Effects of diurnally oscillating pCO(2) on the calcification and survival of coral recruits

Aaron M. Dufault, Vivian R. Cumbo, Tung Yung Fan, Peter J. Edmunds

Research output: Contribution to journalArticlepeer-review

90 Citations (Scopus)

Abstract

Manipulative studies have demonstrated that ocean acidification (OA) is a threat to coral reefs, yet no experiments have employed diurnal variations in pCO2 that are ecologically relevant to many shallow reefs. Two experiments were conducted to test the response of coral recruits (less than 6 days old) to diurnally oscillating pCO2; one exposing recruits for 3 days to ambient (440 μatm), high (663 μatm) and diurnally oscillating pCO2 on a natural phase (420-596 μatm), and another exposing recruits for 6 days to ambient (456 μatm), high (837 μatm) and diurnally oscillating pCO2 on either a natural or a reverse phase (448-845 μatm). In experiment I, recruits exposed to natural-phased diurnally oscillating pCO2 grew 6-19% larger than those in ambient or high pCO2. In experiment II, recruits in both high and natural-phased diurnally oscillating pCO2 grew 16 per cent larger than those at ambient pCO2, and this was accompanied by 13-18% higher survivorship; the stimulatory effect on growth of oscillatory pCO2 was diminished by administering high pCO2 during the day (i.e. reverse-phased). These results demonstrate that coral recruits can benefit from ecologically relevant fluctuations in pCO2 and we hypothesize that the mechanism underlying this response is highly pCO2-mediated, night-time storage of dissolved inorganic carbon that fuels daytime calcification.

Original languageEnglish
Pages (from-to)2951-2958
Number of pages8
JournalProceedings of the Royal Society B: Biological Sciences
Volume279
Issue number1740
DOIs
Publication statusPublished - 7 Aug 2012
Externally publishedYes

Fingerprint
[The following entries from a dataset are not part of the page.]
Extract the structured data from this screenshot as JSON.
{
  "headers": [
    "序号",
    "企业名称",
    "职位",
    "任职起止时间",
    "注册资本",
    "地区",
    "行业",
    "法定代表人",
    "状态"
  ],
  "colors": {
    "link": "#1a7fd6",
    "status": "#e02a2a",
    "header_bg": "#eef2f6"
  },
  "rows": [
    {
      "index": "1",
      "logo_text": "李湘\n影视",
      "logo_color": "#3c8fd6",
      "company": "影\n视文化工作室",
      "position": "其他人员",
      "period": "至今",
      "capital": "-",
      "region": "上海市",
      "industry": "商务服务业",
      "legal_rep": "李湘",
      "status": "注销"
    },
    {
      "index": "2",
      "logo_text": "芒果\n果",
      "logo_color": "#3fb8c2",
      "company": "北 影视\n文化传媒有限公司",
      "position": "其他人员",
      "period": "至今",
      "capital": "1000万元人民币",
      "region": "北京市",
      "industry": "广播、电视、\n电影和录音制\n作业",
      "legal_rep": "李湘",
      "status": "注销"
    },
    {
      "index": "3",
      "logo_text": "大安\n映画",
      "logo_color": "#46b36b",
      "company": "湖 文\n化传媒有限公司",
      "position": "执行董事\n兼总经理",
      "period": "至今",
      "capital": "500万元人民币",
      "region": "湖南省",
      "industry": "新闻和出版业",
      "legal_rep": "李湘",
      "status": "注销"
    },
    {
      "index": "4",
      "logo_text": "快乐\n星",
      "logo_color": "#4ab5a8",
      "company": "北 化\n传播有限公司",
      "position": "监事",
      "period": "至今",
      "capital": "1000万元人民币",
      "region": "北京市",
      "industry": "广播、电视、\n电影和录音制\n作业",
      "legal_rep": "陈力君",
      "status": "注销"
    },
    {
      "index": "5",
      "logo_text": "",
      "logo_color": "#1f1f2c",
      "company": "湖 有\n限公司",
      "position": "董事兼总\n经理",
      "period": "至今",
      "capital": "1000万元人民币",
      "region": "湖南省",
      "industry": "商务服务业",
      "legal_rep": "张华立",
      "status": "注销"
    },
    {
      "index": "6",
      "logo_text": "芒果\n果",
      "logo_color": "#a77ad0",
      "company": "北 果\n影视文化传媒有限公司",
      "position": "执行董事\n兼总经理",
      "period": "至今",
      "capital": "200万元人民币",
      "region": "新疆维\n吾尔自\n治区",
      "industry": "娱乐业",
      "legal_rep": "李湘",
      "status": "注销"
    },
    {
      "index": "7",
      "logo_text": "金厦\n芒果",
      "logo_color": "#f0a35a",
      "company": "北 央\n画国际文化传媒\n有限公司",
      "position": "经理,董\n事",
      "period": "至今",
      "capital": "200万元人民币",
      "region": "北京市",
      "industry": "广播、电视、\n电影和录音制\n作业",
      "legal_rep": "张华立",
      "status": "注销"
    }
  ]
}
Dive into the research topics of 'Effects of diurnally oscillating pCO(2) on the calcification and survival of coral recruits'. Together they form a unique fingerprint.

Cite this